Only the pictures are to be dropped; return all other data below exactly.
--------------------
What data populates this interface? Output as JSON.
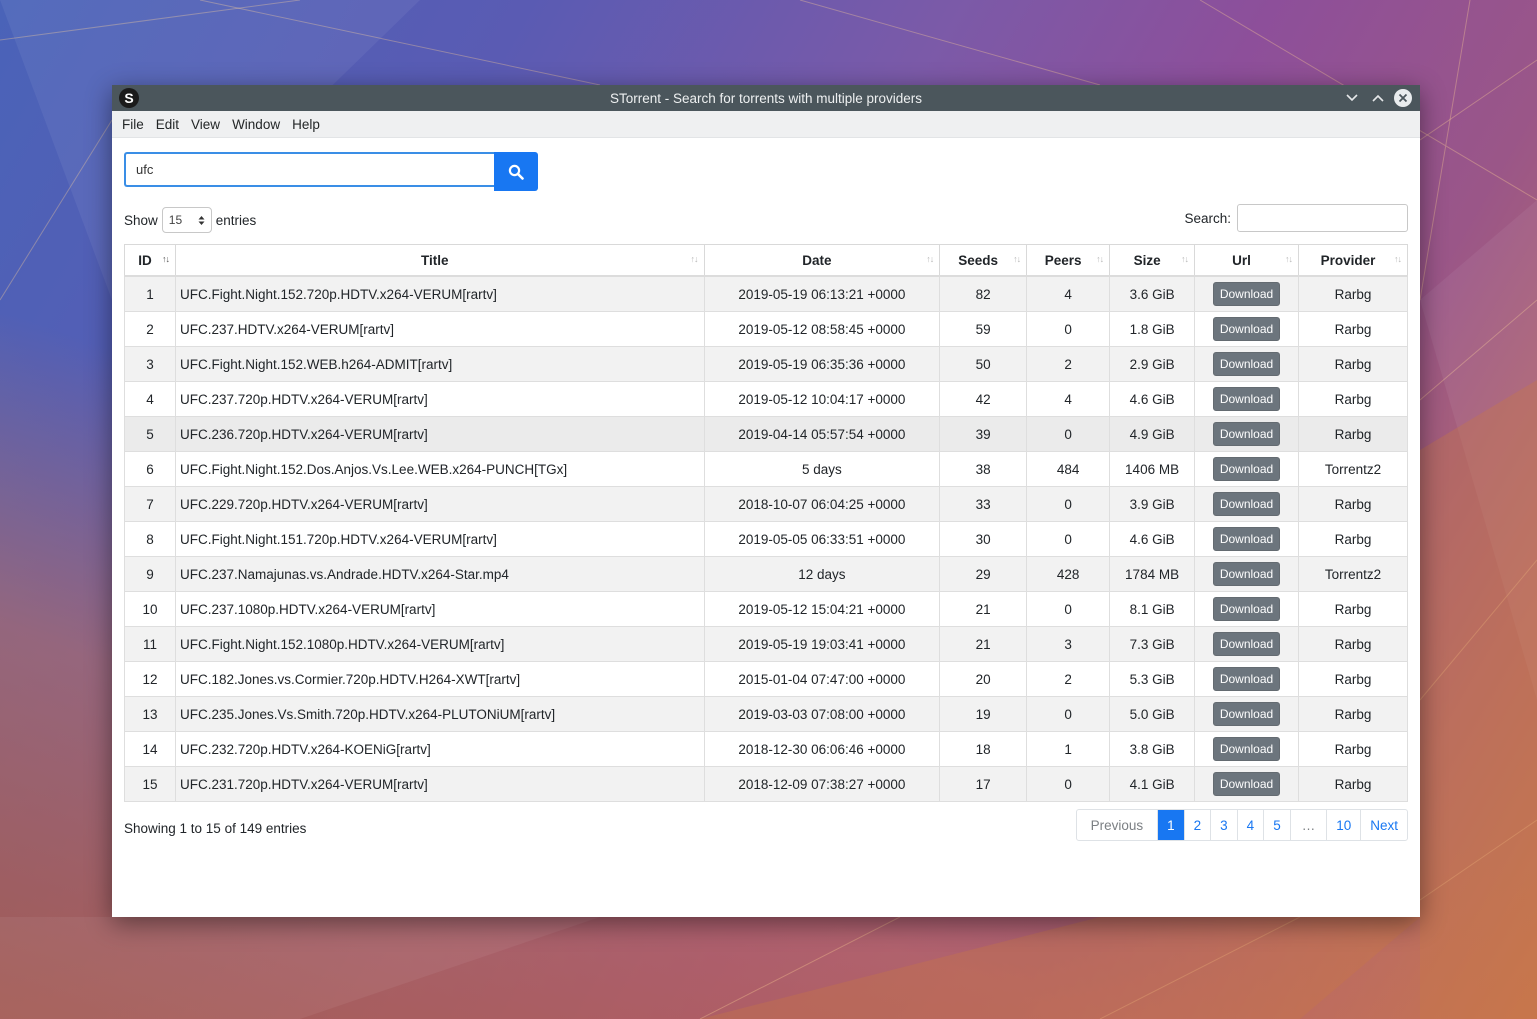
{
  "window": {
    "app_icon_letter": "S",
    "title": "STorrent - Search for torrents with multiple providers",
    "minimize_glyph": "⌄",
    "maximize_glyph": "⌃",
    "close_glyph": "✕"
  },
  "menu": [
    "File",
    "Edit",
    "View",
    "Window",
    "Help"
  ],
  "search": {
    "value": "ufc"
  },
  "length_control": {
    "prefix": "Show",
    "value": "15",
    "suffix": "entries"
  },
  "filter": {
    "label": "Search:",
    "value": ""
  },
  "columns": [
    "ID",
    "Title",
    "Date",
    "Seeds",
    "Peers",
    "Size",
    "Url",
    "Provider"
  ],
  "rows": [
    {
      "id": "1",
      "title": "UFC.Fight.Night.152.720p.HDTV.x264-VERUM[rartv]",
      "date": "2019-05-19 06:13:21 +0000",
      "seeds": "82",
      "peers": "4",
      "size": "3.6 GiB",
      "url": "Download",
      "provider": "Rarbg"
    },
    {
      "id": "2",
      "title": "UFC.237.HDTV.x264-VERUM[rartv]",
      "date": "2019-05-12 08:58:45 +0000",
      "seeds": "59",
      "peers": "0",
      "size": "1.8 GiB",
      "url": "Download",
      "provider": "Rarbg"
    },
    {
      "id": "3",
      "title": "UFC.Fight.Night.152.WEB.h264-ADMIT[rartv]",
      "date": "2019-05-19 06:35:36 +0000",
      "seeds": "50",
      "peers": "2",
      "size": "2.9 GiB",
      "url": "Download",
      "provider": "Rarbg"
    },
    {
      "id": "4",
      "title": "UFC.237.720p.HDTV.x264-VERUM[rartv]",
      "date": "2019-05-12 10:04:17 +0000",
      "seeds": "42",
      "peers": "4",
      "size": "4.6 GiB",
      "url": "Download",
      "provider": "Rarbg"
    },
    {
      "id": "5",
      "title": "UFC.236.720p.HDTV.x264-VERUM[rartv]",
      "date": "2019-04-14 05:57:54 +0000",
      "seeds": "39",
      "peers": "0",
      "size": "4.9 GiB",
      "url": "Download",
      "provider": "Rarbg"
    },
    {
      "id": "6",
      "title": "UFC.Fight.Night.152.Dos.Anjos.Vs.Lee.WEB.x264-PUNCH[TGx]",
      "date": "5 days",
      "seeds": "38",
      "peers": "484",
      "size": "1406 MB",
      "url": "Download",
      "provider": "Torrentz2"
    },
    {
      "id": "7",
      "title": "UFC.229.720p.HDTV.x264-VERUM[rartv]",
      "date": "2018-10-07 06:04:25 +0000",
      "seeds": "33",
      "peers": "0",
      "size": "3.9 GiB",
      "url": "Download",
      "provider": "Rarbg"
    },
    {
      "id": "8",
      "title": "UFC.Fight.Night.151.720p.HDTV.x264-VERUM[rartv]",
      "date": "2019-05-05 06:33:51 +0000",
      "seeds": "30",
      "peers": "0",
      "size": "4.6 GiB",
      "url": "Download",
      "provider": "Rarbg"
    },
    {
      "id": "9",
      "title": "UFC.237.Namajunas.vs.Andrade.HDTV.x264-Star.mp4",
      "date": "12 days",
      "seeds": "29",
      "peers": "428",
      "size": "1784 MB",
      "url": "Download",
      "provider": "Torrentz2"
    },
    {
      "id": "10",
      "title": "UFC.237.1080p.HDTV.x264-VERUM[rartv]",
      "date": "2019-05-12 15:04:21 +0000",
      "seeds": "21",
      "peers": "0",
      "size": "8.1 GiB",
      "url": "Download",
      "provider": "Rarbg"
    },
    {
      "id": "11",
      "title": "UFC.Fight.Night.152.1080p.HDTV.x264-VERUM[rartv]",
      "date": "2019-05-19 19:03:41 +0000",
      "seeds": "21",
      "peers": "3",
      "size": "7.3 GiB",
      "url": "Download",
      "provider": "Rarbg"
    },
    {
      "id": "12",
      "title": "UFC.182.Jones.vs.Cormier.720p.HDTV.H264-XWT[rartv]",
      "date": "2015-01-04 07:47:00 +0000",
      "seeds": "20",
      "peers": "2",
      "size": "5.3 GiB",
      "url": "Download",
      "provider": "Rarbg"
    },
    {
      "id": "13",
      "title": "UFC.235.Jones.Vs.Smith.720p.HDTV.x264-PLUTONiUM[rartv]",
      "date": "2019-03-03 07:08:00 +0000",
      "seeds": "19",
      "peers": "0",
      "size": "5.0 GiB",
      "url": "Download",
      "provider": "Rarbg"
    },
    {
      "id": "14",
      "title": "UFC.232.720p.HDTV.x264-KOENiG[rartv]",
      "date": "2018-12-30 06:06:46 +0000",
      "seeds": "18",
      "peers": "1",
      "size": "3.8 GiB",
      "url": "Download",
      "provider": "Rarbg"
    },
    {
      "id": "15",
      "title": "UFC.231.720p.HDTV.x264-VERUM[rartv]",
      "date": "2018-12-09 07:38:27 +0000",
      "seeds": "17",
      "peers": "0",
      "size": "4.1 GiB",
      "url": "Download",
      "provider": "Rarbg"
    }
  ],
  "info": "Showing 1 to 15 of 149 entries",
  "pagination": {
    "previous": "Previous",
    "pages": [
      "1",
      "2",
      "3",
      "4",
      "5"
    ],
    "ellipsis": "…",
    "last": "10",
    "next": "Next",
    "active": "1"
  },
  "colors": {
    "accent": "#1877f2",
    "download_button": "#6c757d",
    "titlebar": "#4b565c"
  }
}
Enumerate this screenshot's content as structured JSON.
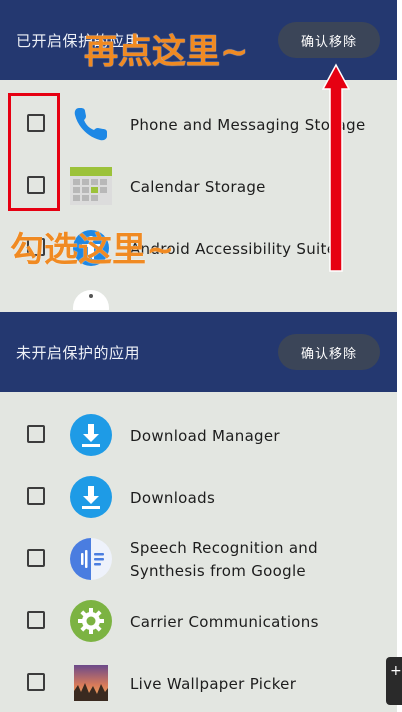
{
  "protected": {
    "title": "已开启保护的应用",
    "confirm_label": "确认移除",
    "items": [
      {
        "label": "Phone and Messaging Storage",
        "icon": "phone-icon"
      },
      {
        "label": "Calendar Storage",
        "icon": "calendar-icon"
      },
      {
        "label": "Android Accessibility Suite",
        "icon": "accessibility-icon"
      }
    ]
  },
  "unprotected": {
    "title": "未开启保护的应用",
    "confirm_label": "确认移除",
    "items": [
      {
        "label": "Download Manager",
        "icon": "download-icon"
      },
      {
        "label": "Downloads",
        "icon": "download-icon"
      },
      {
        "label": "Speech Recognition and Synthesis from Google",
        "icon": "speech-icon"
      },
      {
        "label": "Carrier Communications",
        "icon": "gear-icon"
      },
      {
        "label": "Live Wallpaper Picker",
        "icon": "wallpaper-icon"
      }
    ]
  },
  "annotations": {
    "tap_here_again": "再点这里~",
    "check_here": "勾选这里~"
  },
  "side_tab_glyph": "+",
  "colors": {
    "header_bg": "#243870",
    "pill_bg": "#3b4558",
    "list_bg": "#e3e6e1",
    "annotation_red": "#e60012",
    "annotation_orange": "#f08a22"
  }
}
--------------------
# Finished exercise
What data populates this interface? Output as JSON.
{
  "window": {
    "app_icon_letter": "S",
    "title": "STorrent - Search for torrents with multiple providers",
    "minimize_glyph": "⌄",
    "maximize_glyph": "⌃",
    "close_glyph": "✕"
  },
  "menu": [
    "File",
    "Edit",
    "View",
    "Window",
    "Help"
  ],
  "search": {
    "value": "ufc"
  },
  "length_control": {
    "prefix": "Show",
    "value": "15",
    "suffix": "entries"
  },
  "filter": {
    "label": "Search:",
    "value": ""
  },
  "columns": [
    "ID",
    "Title",
    "Date",
    "Seeds",
    "Peers",
    "Size",
    "Url",
    "Provider"
  ],
  "rows": [
    {
      "id": "1",
      "title": "UFC.Fight.Night.152.720p.HDTV.x264-VERUM[rartv]",
      "date": "2019-05-19 06:13:21 +0000",
      "seeds": "82",
      "peers": "4",
      "size": "3.6 GiB",
      "url": "Download",
      "provider": "Rarbg"
    },
    {
      "id": "2",
      "title": "UFC.237.HDTV.x264-VERUM[rartv]",
      "date": "2019-05-12 08:58:45 +0000",
      "seeds": "59",
      "peers": "0",
      "size": "1.8 GiB",
      "url": "Download",
      "provider": "Rarbg"
    },
    {
      "id": "3",
      "title": "UFC.Fight.Night.152.WEB.h264-ADMIT[rartv]",
      "date": "2019-05-19 06:35:36 +0000",
      "seeds": "50",
      "peers": "2",
      "size": "2.9 GiB",
      "url": "Download",
      "provider": "Rarbg"
    },
    {
      "id": "4",
      "title": "UFC.237.720p.HDTV.x264-VERUM[rartv]",
      "date": "2019-05-12 10:04:17 +0000",
      "seeds": "42",
      "peers": "4",
      "size": "4.6 GiB",
      "url": "Download",
      "provider": "Rarbg"
    },
    {
      "id": "5",
      "title": "UFC.236.720p.HDTV.x264-VERUM[rartv]",
      "date": "2019-04-14 05:57:54 +0000",
      "seeds": "39",
      "peers": "0",
      "size": "4.9 GiB",
      "url": "Download",
      "provider": "Rarbg"
    },
    {
      "id": "6",
      "title": "UFC.Fight.Night.152.Dos.Anjos.Vs.Lee.WEB.x264-PUNCH[TGx]",
      "date": "5 days",
      "seeds": "38",
      "peers": "484",
      "size": "1406 MB",
      "url": "Download",
      "provider": "Torrentz2"
    },
    {
      "id": "7",
      "title": "UFC.229.720p.HDTV.x264-VERUM[rartv]",
      "date": "2018-10-07 06:04:25 +0000",
      "seeds": "33",
      "peers": "0",
      "size": "3.9 GiB",
      "url": "Download",
      "provider": "Rarbg"
    },
    {
      "id": "8",
      "title": "UFC.Fight.Night.151.720p.HDTV.x264-VERUM[rartv]",
      "date": "2019-05-05 06:33:51 +0000",
      "seeds": "30",
      "peers": "0",
      "size": "4.6 GiB",
      "url": "Download",
      "provider": "Rarbg"
    },
    {
      "id": "9",
      "title": "UFC.237.Namajunas.vs.Andrade.HDTV.x264-Star.mp4",
      "date": "12 days",
      "seeds": "29",
      "peers": "428",
      "size": "1784 MB",
      "url": "Download",
      "provider": "Torrentz2"
    },
    {
      "id": "10",
      "title": "UFC.237.1080p.HDTV.x264-VERUM[rartv]",
      "date": "2019-05-12 15:04:21 +0000",
      "seeds": "21",
      "peers": "0",
      "size": "8.1 GiB",
      "url": "Download",
      "provider": "Rarbg"
    },
    {
      "id": "11",
      "title": "UFC.Fight.Night.152.1080p.HDTV.x264-VERUM[rartv]",
      "date": "2019-05-19 19:03:41 +0000",
      "seeds": "21",
      "peers": "3",
      "size": "7.3 GiB",
      "url": "Download",
      "provider": "Rarbg"
    },
    {
      "id": "12",
      "title": "UFC.182.Jones.vs.Cormier.720p.HDTV.H264-XWT[rartv]",
      "date": "2015-01-04 07:47:00 +0000",
      "seeds": "20",
      "peers": "2",
      "size": "5.3 GiB",
      "url": "Download",
      "provider": "Rarbg"
    },
    {
      "id": "13",
      "title": "UFC.235.Jones.Vs.Smith.720p.HDTV.x264-PLUTONiUM[rartv]",
      "date": "2019-03-03 07:08:00 +0000",
      "seeds": "19",
      "peers": "0",
      "size": "5.0 GiB",
      "url": "Download",
      "provider": "Rarbg"
    },
    {
      "id": "14",
      "title": "UFC.232.720p.HDTV.x264-KOENiG[rartv]",
      "date": "2018-12-30 06:06:46 +0000",
      "seeds": "18",
      "peers": "1",
      "size": "3.8 GiB",
      "url": "Download",
      "provider": "Rarbg"
    },
    {
      "id": "15",
      "title": "UFC.231.720p.HDTV.x264-VERUM[rartv]",
      "date": "2018-12-09 07:38:27 +0000",
      "seeds": "17",
      "peers": "0",
      "size": "4.1 GiB",
      "url": "Download",
      "provider": "Rarbg"
    }
  ],
  "info": "Showing 1 to 15 of 149 entries",
  "pagination": {
    "previous": "Previous",
    "pages": [
      "1",
      "2",
      "3",
      "4",
      "5"
    ],
    "ellipsis": "…",
    "last": "10",
    "next": "Next",
    "active": "1"
  },
  "colors": {
    "accent": "#1877f2",
    "download_button": "#6c757d",
    "titlebar": "#4b565c"
  }
}
Enumerate this screenshot's content as structured JSON.
{
  "protected": {
    "title": "已开启保护的应用",
    "confirm_label": "确认移除",
    "items": [
      {
        "label": "Phone and Messaging Storage",
        "icon": "phone-icon"
      },
      {
        "label": "Calendar Storage",
        "icon": "calendar-icon"
      },
      {
        "label": "Android Accessibility Suite",
        "icon": "accessibility-icon"
      }
    ]
  },
  "unprotected": {
    "title": "未开启保护的应用",
    "confirm_label": "确认移除",
    "items": [
      {
        "label": "Download Manager",
        "icon": "download-icon"
      },
      {
        "label": "Downloads",
        "icon": "download-icon"
      },
      {
        "label": "Speech Recognition and Synthesis from Google",
        "icon": "speech-icon"
      },
      {
        "label": "Carrier Communications",
        "icon": "gear-icon"
      },
      {
        "label": "Live Wallpaper Picker",
        "icon": "wallpaper-icon"
      }
    ]
  },
  "annotations": {
    "tap_here_again": "再点这里~",
    "check_here": "勾选这里~"
  },
  "side_tab_glyph": "+",
  "colors": {
    "header_bg": "#243870",
    "pill_bg": "#3b4558",
    "list_bg": "#e3e6e1",
    "annotation_red": "#e60012",
    "annotation_orange": "#f08a22"
  }
}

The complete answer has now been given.